- [What to work on]: Go through the records and show each line where the word "الطلبات" occurs.

[Entries from a dataset of interfaces]
---*---

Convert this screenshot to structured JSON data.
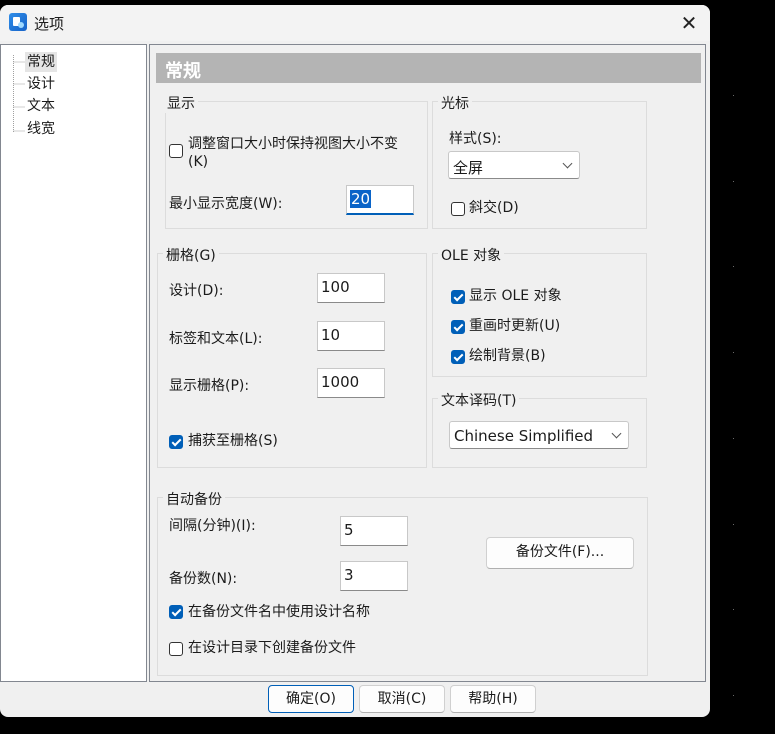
{
  "window": {
    "title": "选项",
    "close_symbol": "✕"
  },
  "tree": {
    "items": [
      "常规",
      "设计",
      "文本",
      "线宽"
    ],
    "selected": "常规"
  },
  "page_header": "常规",
  "display": {
    "group_label": "显示",
    "keep_view_size_line1": "调整窗口大小时保持视图大小不变",
    "keep_view_size_line2": "(K)",
    "keep_view_size_checked": false,
    "min_width_label": "最小显示宽度(W):",
    "min_width_value": "20"
  },
  "cursor": {
    "group_label": "光标",
    "style_label": "样式(S):",
    "style_value": "全屏",
    "oblique_label": "斜交(D)",
    "oblique_checked": false
  },
  "grid": {
    "group_label": "栅格(G)",
    "design_label": "设计(D):",
    "design_value": "100",
    "label_text_label": "标签和文本(L):",
    "label_text_value": "10",
    "display_label": "显示栅格(P):",
    "display_value": "1000",
    "snap_label": "捕获至栅格(S)",
    "snap_checked": true
  },
  "ole": {
    "group_label": "OLE 对象",
    "show_label": "显示 OLE 对象",
    "redraw_label": "重画时更新(U)",
    "draw_bg_label": "绘制背景(B)"
  },
  "encoding": {
    "group_label": "文本译码(T)",
    "value": "Chinese Simplified"
  },
  "backup": {
    "group_label": "自动备份",
    "interval_label": "间隔(分钟)(I):",
    "interval_value": "5",
    "count_label": "备份数(N):",
    "count_value": "3",
    "files_button": "备份文件(F)...",
    "use_design_name_label": "在备份文件名中使用设计名称",
    "use_design_name_checked": true,
    "in_design_dir_label": "在设计目录下创建备份文件",
    "in_design_dir_checked": false
  },
  "buttons": {
    "ok": "确定(O)",
    "cancel": "取消(C)",
    "help": "帮助(H)"
  },
  "colors": {
    "accent": "#005fb8",
    "header_bar": "#b4b4b4",
    "selection": "#0a64c8"
  }
}
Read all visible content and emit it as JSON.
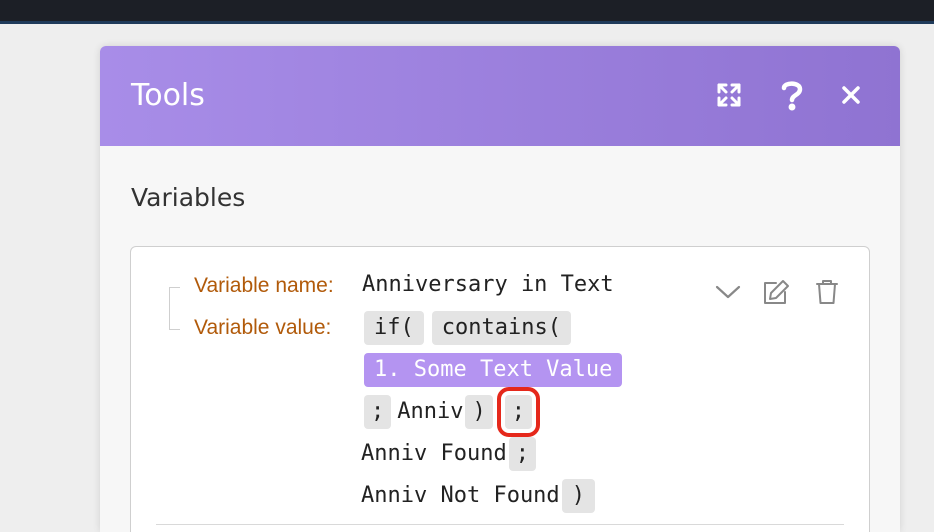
{
  "modal": {
    "title": "Tools",
    "header_icons": [
      "expand-icon",
      "help-icon",
      "close-icon"
    ],
    "accent_color": "#9b7fdd"
  },
  "section": {
    "title": "Variables"
  },
  "variable": {
    "name_label": "Variable name:",
    "name_value": "Anniversary in Text",
    "value_label": "Variable value:",
    "tokens": {
      "if_fn": "if(",
      "contains_fn": "contains(",
      "mapped_value": "1. Some Text Value",
      "sep1": ";",
      "anniv_text": "Anniv",
      "close1": ")",
      "sep2": ";",
      "found_text": "Anniv Found",
      "sep3": ";",
      "not_found_text": "Anniv Not Found",
      "close2": ")"
    },
    "highlight_color": "#e5281b",
    "card_icons": [
      "chevron-down-icon",
      "edit-icon",
      "trash-icon"
    ]
  }
}
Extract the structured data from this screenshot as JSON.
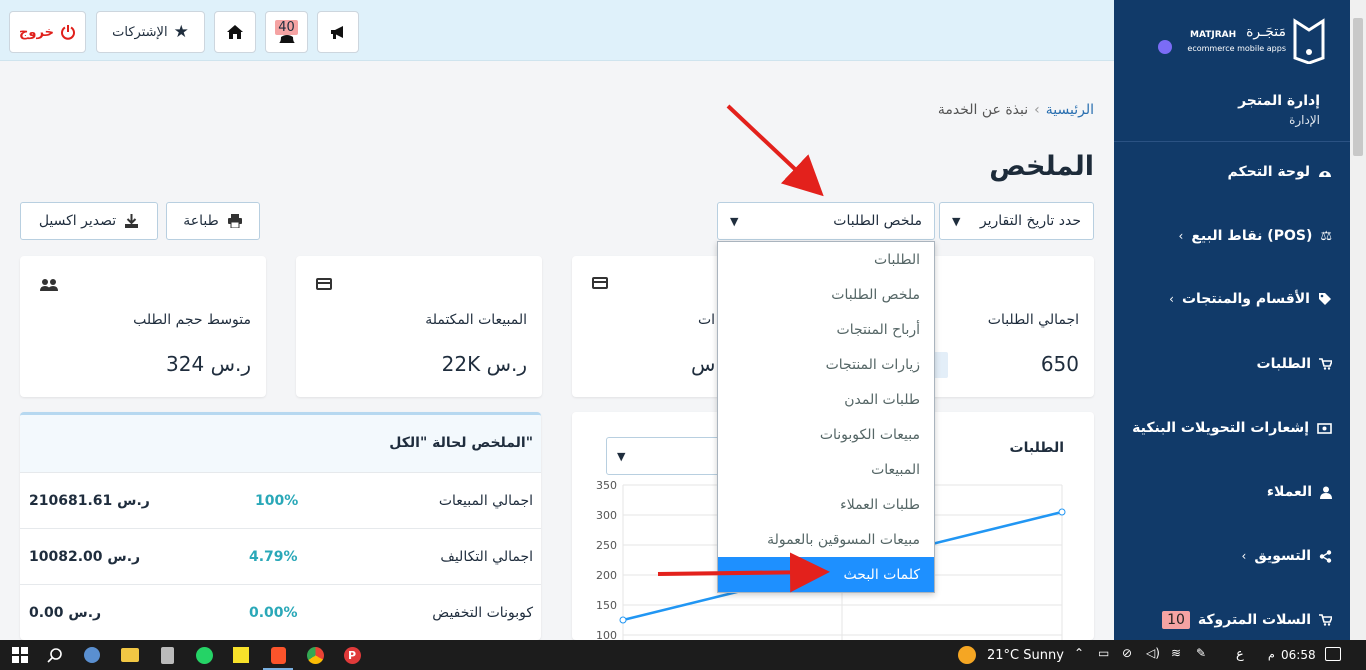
{
  "topbar": {
    "logout": "خروج",
    "subscriptions": "الإشتركات",
    "notif_count": "40"
  },
  "sidebar": {
    "brand_en": "MATJRAH",
    "brand_ar": "مَتجَـرة",
    "brand_tag": "ecommerce mobile apps",
    "store_title": "إدارة المتجر",
    "store_sub": "الإدارة",
    "items": [
      {
        "label": "لوحة التحكم",
        "icon": "dashboard-icon"
      },
      {
        "label": "نقاط البيع (POS)",
        "icon": "scale-icon"
      },
      {
        "label": "الأقسام والمنتجات",
        "icon": "tag-icon"
      },
      {
        "label": "الطلبات",
        "icon": "cart-icon"
      },
      {
        "label": "إشعارات التحويلات البنكية",
        "icon": "money-icon"
      },
      {
        "label": "العملاء",
        "icon": "user-icon"
      },
      {
        "label": "التسويق",
        "icon": "share-icon"
      },
      {
        "label": "السلات المتروكة",
        "icon": "cart-icon",
        "badge": "10"
      }
    ]
  },
  "breadcrumb": {
    "home": "الرئيسية",
    "sep": "›",
    "current": "نبذة عن الخدمة"
  },
  "page_title": "الملخص",
  "controls": {
    "date_select": "حدد تاريخ التقارير",
    "report_select": "ملخص الطلبات",
    "print": "طباعة",
    "export": "تصدير اكسيل"
  },
  "dropdown": {
    "options": [
      "الطلبات",
      "ملخص الطلبات",
      "أرباح المنتجات",
      "زيارات المنتجات",
      "طلبات المدن",
      "مبيعات الكوبونات",
      "المبيعات",
      "طلبات العملاء",
      "مبيعات المسوقين بالعمولة",
      "كلمات البحث"
    ],
    "selected_index": 9
  },
  "stats": [
    {
      "label": "اجمالي الطلبات",
      "value": "650"
    },
    {
      "label": "ات",
      "value": "س"
    },
    {
      "label": "المبيعات المكتملة",
      "value": "22K ر.س"
    },
    {
      "label": "متوسط حجم الطلب",
      "value": "324 ر.س"
    }
  ],
  "summary": {
    "title": "الملخص لحالة \"الكل\"",
    "rows": [
      {
        "label": "اجمالي المبيعات",
        "pct": "100%",
        "value": "210681.61 ر.س"
      },
      {
        "label": "اجمالي التكاليف",
        "pct": "4.79%",
        "value": "10082.00 ر.س"
      },
      {
        "label": "كوبونات التخفيض",
        "pct": "0.00%",
        "value": "0.00 ر.س"
      }
    ]
  },
  "orders_chart_title": "الطلبات",
  "chart_data": {
    "type": "line",
    "title": "الطلبات",
    "yticks": [
      100,
      150,
      200,
      250,
      300,
      350
    ],
    "ylim": [
      100,
      350
    ],
    "series": [
      {
        "values": [
          125,
          305
        ]
      }
    ],
    "line_color": "#2196f3"
  },
  "taskbar": {
    "weather": "21°C Sunny",
    "time": "06:58",
    "ampm": "م",
    "lang": "ع"
  }
}
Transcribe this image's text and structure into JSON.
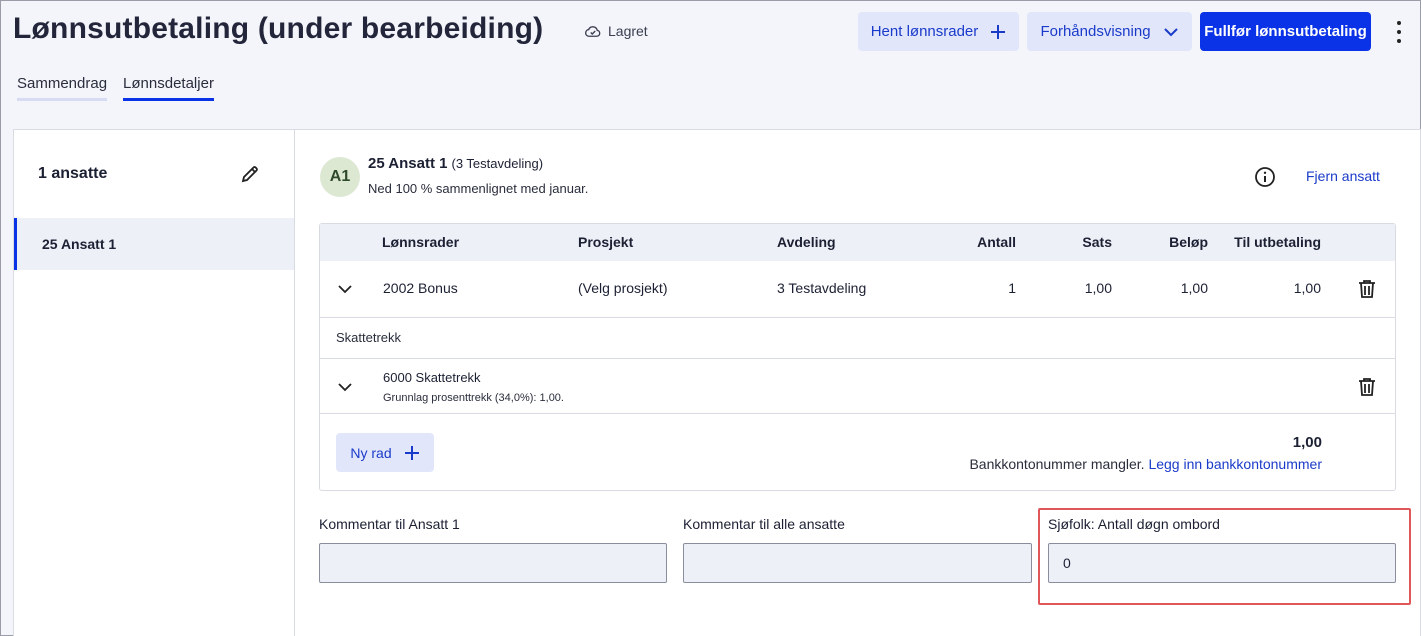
{
  "header": {
    "title": "Lønnsutbetaling (under bearbeiding)",
    "saved_status": "Lagret",
    "fetch_rows_label": "Hent lønnsrader",
    "preview_label": "Forhåndsvisning",
    "finish_label": "Fullfør lønnsutbetaling"
  },
  "tabs": [
    {
      "label": "Sammendrag",
      "active": false
    },
    {
      "label": "Lønnsdetaljer",
      "active": true
    }
  ],
  "sidebar": {
    "count_label": "1 ansatte",
    "employees": [
      {
        "label": "25 Ansatt 1",
        "selected": true
      }
    ]
  },
  "employee": {
    "initials": "A1",
    "name": "25 Ansatt 1",
    "department": "(3 Testavdeling)",
    "subtitle": "Ned 100 % sammenlignet med januar.",
    "remove_label": "Fjern ansatt"
  },
  "table": {
    "columns": [
      "Lønnsrader",
      "Prosjekt",
      "Avdeling",
      "Antall",
      "Sats",
      "Beløp",
      "Til utbetaling"
    ],
    "rows": [
      {
        "wage_type": "2002 Bonus",
        "project": "(Velg prosjekt)",
        "department": "3 Testavdeling",
        "quantity": "1",
        "rate": "1,00",
        "amount": "1,00",
        "payout": "1,00"
      }
    ],
    "tax_section_label": "Skattetrekk",
    "tax_row": {
      "title": "6000 Skattetrekk",
      "subtitle": "Grunnlag prosenttrekk (34,0%): 1,00."
    },
    "new_row_label": "Ny rad",
    "total": "1,00",
    "bank_missing": "Bankkontonummer mangler.",
    "bank_link": "Legg inn bankkontonummer"
  },
  "fields": {
    "comment_employee_label": "Kommentar til Ansatt 1",
    "comment_employee_value": "",
    "comment_all_label": "Kommentar til alle ansatte",
    "comment_all_value": "",
    "seafarer_label": "Sjøfolk: Antall døgn ombord",
    "seafarer_value": "0"
  },
  "colors": {
    "primary": "#0a32e6",
    "light_button": "#e1e6fb",
    "highlight": "#e0575a"
  }
}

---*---

- [The completed task]:
        "label": "الطلبات",
    "report_select": "ملخص الطلبات",
      "الطلبات",
      "ملخص الطلبات",
      "label": "اجمالي الطلبات",
  "orders_chart_title": "الطلبات",
    "title": "الطلبات",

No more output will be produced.